Federal agents now have a search warrant they need to examine the thousands of emails found on a computer belonging to former U.S. Rep. Anthony Weiner that could be pertinent to the investigation of Hillary Clinton’s personal email server, sources familiar with the matter tell NPR’s Carrie Johnson.
Weiner is the estranged husband of Clinton aide Huma Abedin.
On Friday, FBI Director James Comey disclosed to lawmakers the emails had been found during an investigation into Weiner, who is under scrutiny for allegedly sending illicit text messages to a minor.
Sources tell NPR that the emails appear to come from a laptop that Weiner and Abedin sometimes shared. The investigators’ theory is that Abedin apparently used the laptop at home for some correspondence that could be related to State Department business, sources said.
It is not clear whether any of the newly discovered emails were sent or received by Clinton.
Another key question is whether the documents are copies of material already reviewed by the FBI during its yearlong investigation into Clinton’s email server, or whether they are new — and whether they contain classified material.
Top officials at the Justice Department and FBI have issued orders to review the emails as quickly as possible, a source said. If they are duplicates, that work could go rapidly; if not, it could take more time.
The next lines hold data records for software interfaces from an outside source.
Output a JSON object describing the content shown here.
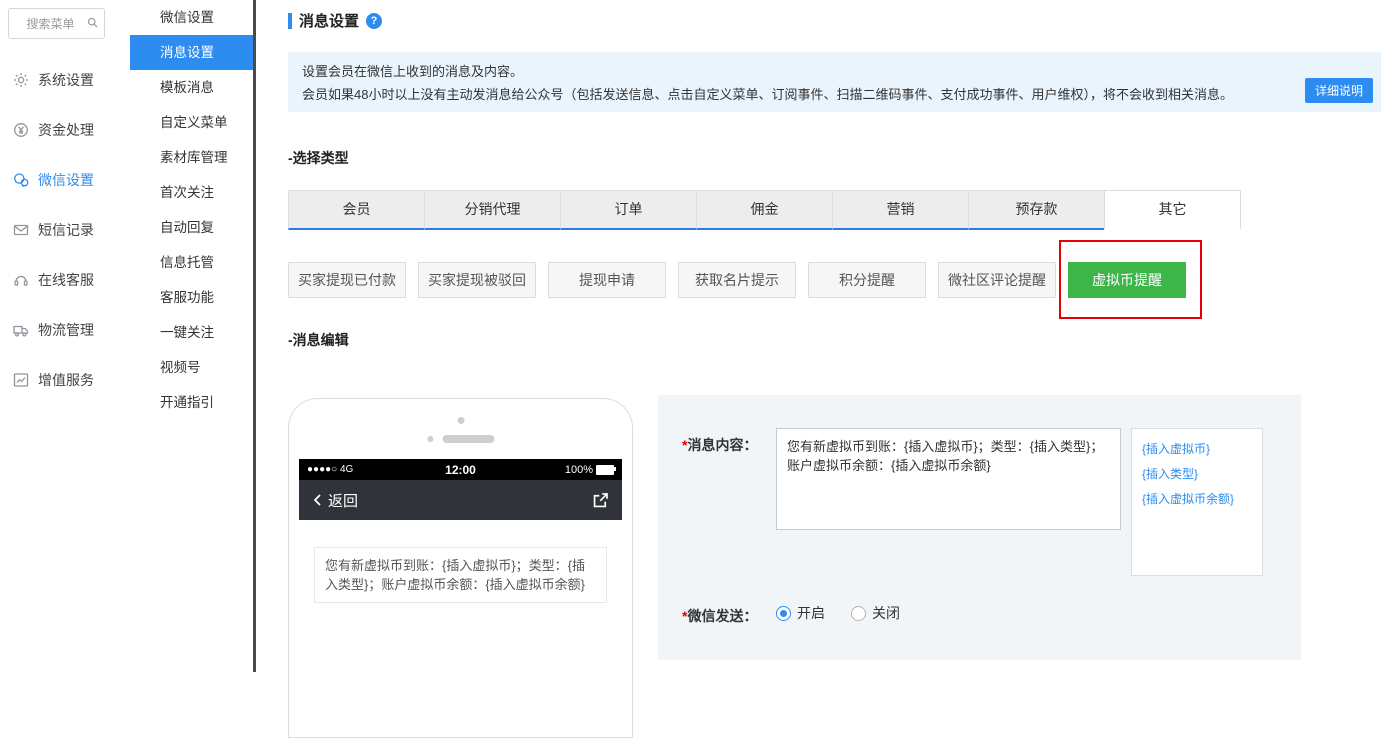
{
  "colors": {
    "accent": "#2d8cf0",
    "tab_underline": "#2c7be0",
    "active_green": "#3eb549",
    "annotation_red": "#e60000",
    "notice_bg": "#e9f4fd",
    "submenu_active_bg": "#2d8cf0"
  },
  "sidebar": {
    "search_placeholder": "搜索菜单",
    "items": [
      {
        "label": "系统设置",
        "icon": "gear-icon"
      },
      {
        "label": "资金处理",
        "icon": "money-icon"
      },
      {
        "label": "微信设置",
        "icon": "wechat-icon",
        "active": true
      },
      {
        "label": "短信记录",
        "icon": "mail-icon"
      },
      {
        "label": "在线客服",
        "icon": "headset-icon"
      },
      {
        "label": "物流管理",
        "icon": "truck-icon"
      },
      {
        "label": "增值服务",
        "icon": "chart-icon"
      }
    ]
  },
  "submenu": {
    "active": "消息设置",
    "items": [
      "微信设置",
      "消息设置",
      "模板消息",
      "自定义菜单",
      "素材库管理",
      "首次关注",
      "自动回复",
      "信息托管",
      "客服功能",
      "一键关注",
      "视频号",
      "开通指引"
    ]
  },
  "main": {
    "title": "消息设置",
    "help_mark": "?",
    "notice": {
      "line1": "设置会员在微信上收到的消息及内容。",
      "line2": "会员如果48小时以上没有主动发消息给公众号（包括发送信息、点击自定义菜单、订阅事件、扫描二维码事件、支付成功事件、用户维权），将不会收到相关消息。",
      "button": "详细说明"
    },
    "select_type_label": "-选择类型",
    "tabs": [
      "会员",
      "分销代理",
      "订单",
      "佣金",
      "营销",
      "预存款",
      "其它"
    ],
    "active_tab": "其它",
    "subtypes": [
      "买家提现已付款",
      "买家提现被驳回",
      "提现申请",
      "获取名片提示",
      "积分提醒",
      "微社区评论提醒",
      "虚拟币提醒"
    ],
    "active_subtype": "虚拟币提醒",
    "edit_label": "-消息编辑",
    "phone": {
      "signal": "●●●●○ 4G",
      "time": "12:00",
      "battery": "100%",
      "back_label": "返回",
      "message": "您有新虚拟币到账：{插入虚拟币}；类型：{插入类型}；账户虚拟币余额：{插入虚拟币余额}"
    },
    "form": {
      "required_mark": "*",
      "content_label": "消息内容：",
      "content_value": "您有新虚拟币到账：{插入虚拟币}；类型：{插入类型}；账户虚拟币余额：{插入虚拟币余额}",
      "insert_links": [
        "{插入虚拟币}",
        "{插入类型}",
        "{插入虚拟币余额}"
      ],
      "send_label": "微信发送：",
      "radio_on": "开启",
      "radio_off": "关闭",
      "radio_selected": "开启"
    }
  }
}
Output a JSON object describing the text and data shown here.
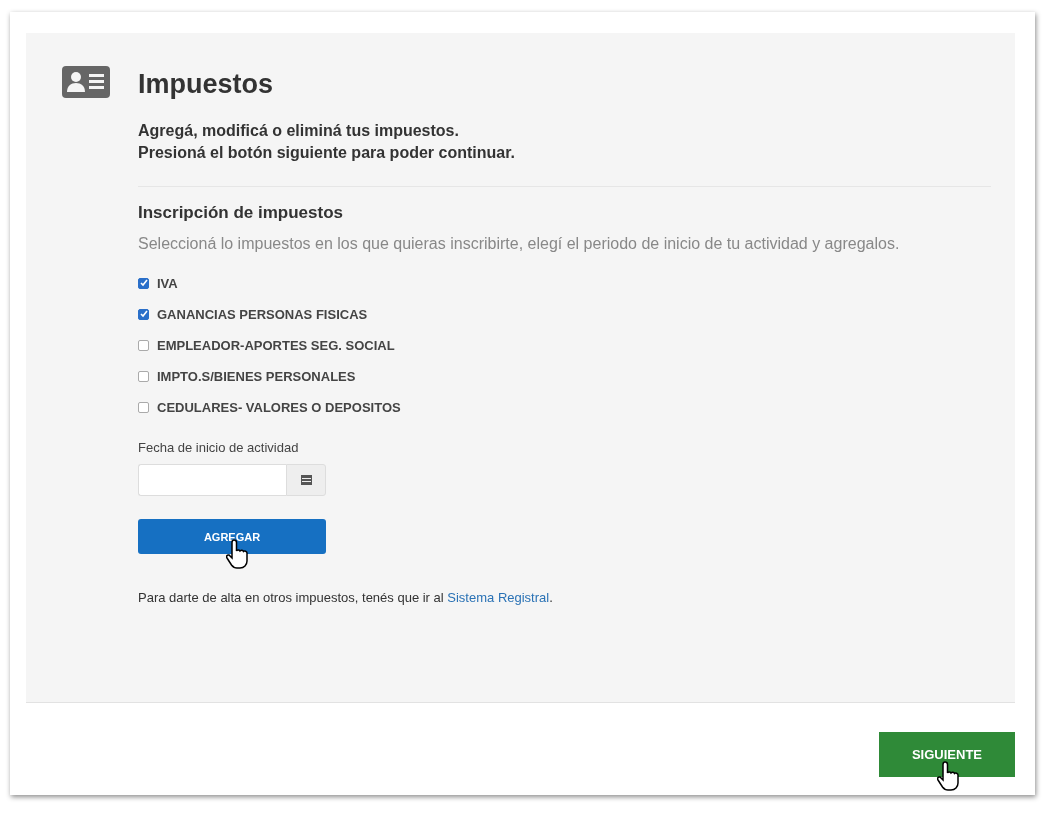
{
  "header": {
    "title": "Impuestos",
    "subtitle": [
      "Agregá, modificá o eliminá tus impuestos.",
      "Presioná el botón siguiente para poder continuar."
    ]
  },
  "section": {
    "title": "Inscripción de impuestos",
    "description": "Seleccioná lo impuestos en los que quieras inscribirte, elegí el periodo de inicio de tu actividad y agregalos.",
    "taxes": [
      {
        "label": "IVA",
        "checked": true
      },
      {
        "label": "GANANCIAS PERSONAS FISICAS",
        "checked": true
      },
      {
        "label": "EMPLEADOR-APORTES SEG. SOCIAL",
        "checked": false
      },
      {
        "label": "IMPTO.S/BIENES PERSONALES",
        "checked": false
      },
      {
        "label": "CEDULARES- VALORES O DEPOSITOS",
        "checked": false
      }
    ],
    "date_field": {
      "label": "Fecha de inicio de actividad"
    },
    "add_button": "AGREGAR",
    "note": {
      "text": "Para darte de alta en otros impuestos, tenés que ir al",
      "link": "Sistema Registral",
      "end": "."
    }
  },
  "footer": {
    "next_button": "SIGUIENTE"
  }
}
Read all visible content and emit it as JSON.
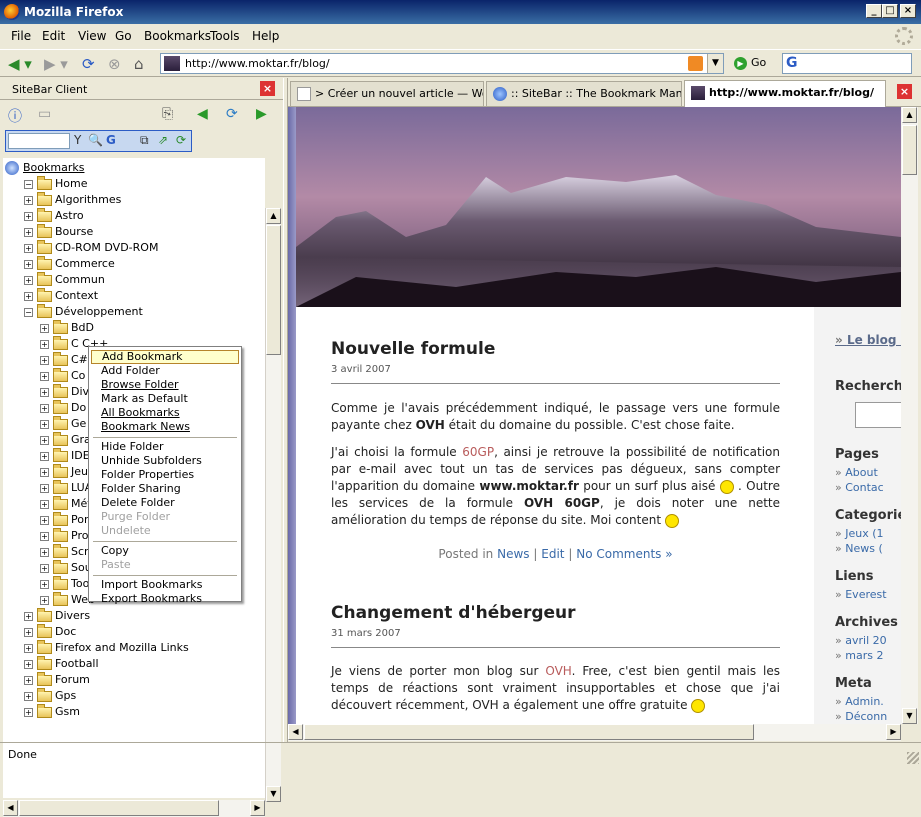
{
  "window": {
    "title": "Mozilla Firefox"
  },
  "menubar": {
    "items": [
      "File",
      "Edit",
      "View",
      "Go",
      "Bookmarks",
      "Tools",
      "Help"
    ]
  },
  "navbar": {
    "url": "http://www.moktar.fr/blog/",
    "go_label": "Go"
  },
  "sidebar": {
    "title": "SiteBar Client",
    "root_label": "Bookmarks",
    "tree": [
      {
        "label": "Home",
        "expanded": true
      },
      {
        "label": "Algorithmes"
      },
      {
        "label": "Astro"
      },
      {
        "label": "Bourse"
      },
      {
        "label": "CD-ROM DVD-ROM"
      },
      {
        "label": "Commerce"
      },
      {
        "label": "Commun"
      },
      {
        "label": "Context"
      },
      {
        "label": "Développement",
        "expanded": true
      },
      {
        "label": "BdD"
      },
      {
        "label": "C C++"
      },
      {
        "label": "C#"
      },
      {
        "label": "Co"
      },
      {
        "label": "Div"
      },
      {
        "label": "Do"
      },
      {
        "label": "Ge"
      },
      {
        "label": "Gra"
      },
      {
        "label": "IDE"
      },
      {
        "label": "Jeu"
      },
      {
        "label": "LUA"
      },
      {
        "label": "Mét"
      },
      {
        "label": "Por"
      },
      {
        "label": "Pro"
      },
      {
        "label": "Scr"
      },
      {
        "label": "Sou"
      },
      {
        "label": "Too"
      },
      {
        "label": "Web"
      },
      {
        "label": "Divers"
      },
      {
        "label": "Doc"
      },
      {
        "label": "Firefox and Mozilla Links"
      },
      {
        "label": "Football"
      },
      {
        "label": "Forum"
      },
      {
        "label": "Gps"
      },
      {
        "label": "Gsm"
      }
    ]
  },
  "context_menu": {
    "items": [
      {
        "label": "Add Bookmark",
        "highlighted": true
      },
      {
        "label": "Add Folder"
      },
      {
        "label": "Browse Folder",
        "underline": true
      },
      {
        "label": "Mark as Default"
      },
      {
        "label": "All Bookmarks",
        "underline": true
      },
      {
        "label": "Bookmark News",
        "underline": true
      },
      {
        "separator": true
      },
      {
        "label": "Hide Folder"
      },
      {
        "label": "Unhide Subfolders"
      },
      {
        "label": "Folder Properties"
      },
      {
        "label": "Folder Sharing"
      },
      {
        "label": "Delete Folder"
      },
      {
        "label": "Purge Folder",
        "disabled": true
      },
      {
        "label": "Undelete",
        "disabled": true
      },
      {
        "separator": true
      },
      {
        "label": "Copy"
      },
      {
        "label": "Paste",
        "disabled": true
      },
      {
        "separator": true
      },
      {
        "label": "Import Bookmarks"
      },
      {
        "label": "Export Bookmarks"
      }
    ]
  },
  "tabs": [
    {
      "label": "> Créer un nouvel article — Wor..."
    },
    {
      "label": ":: SiteBar :: The Bookmark Mana..."
    },
    {
      "label": "http://www.moktar.fr/blog/",
      "active": true
    }
  ],
  "posts": [
    {
      "title": "Nouvelle formule",
      "date": "3 avril 2007",
      "p1_a": "Comme je l'avais précédemment indiqué, le passage vers une formule payante chez ",
      "p1_b": "OVH",
      "p1_c": " était du domaine du possible. C'est chose faite.",
      "p2_a": "J'ai choisi la formule ",
      "p2_link": "60GP",
      "p2_b": ", ainsi je retrouve la possibilité de notification par e-mail avec tout un tas de services pas dégueux, sans compter l'apparition du domaine ",
      "p2_bold1": "www.moktar.fr",
      "p2_c": " pour un surf plus aisé ",
      "p2_d": " . Outre les services de la formule ",
      "p2_bold2": "OVH 60GP",
      "p2_e": ", je dois noter une nette amélioration du temps de réponse du site. Moi content ",
      "meta_prefix": "Posted in",
      "meta_cat": "News",
      "meta_edit": "Edit",
      "meta_comments": "No Comments »",
      "meta_sep": "|"
    },
    {
      "title": "Changement d'hébergeur",
      "date": "31 mars 2007",
      "p1_a": "Je viens de porter mon blog sur ",
      "p1_link": "OVH",
      "p1_b": ". Free, c'est bien gentil mais les temps de réactions sont vraiment insupportables et chose que j'ai découvert récemment, OVH a également une offre gratuite "
    }
  ],
  "blog_sidebar": {
    "blog_link": "Le blog d",
    "search_heading": "Recherch",
    "pages_heading": "Pages",
    "pages": [
      "About",
      "Contac"
    ],
    "categories_heading": "Categorie",
    "categories": [
      "Jeux (1",
      "News ("
    ],
    "links_heading": "Liens",
    "links": [
      "Everest"
    ],
    "archives_heading": "Archives",
    "archives": [
      "avril 20",
      "mars 2"
    ],
    "meta_heading": "Meta",
    "meta": [
      "Admin.",
      "Déconn"
    ]
  },
  "status": {
    "text": "Done"
  }
}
The material was first discovered in early October, and it’s not clear why no warrant was sought then. A source also said that the material would have to contain something extraordinary to change the original determination not to bring any charges against Clinton or her associates.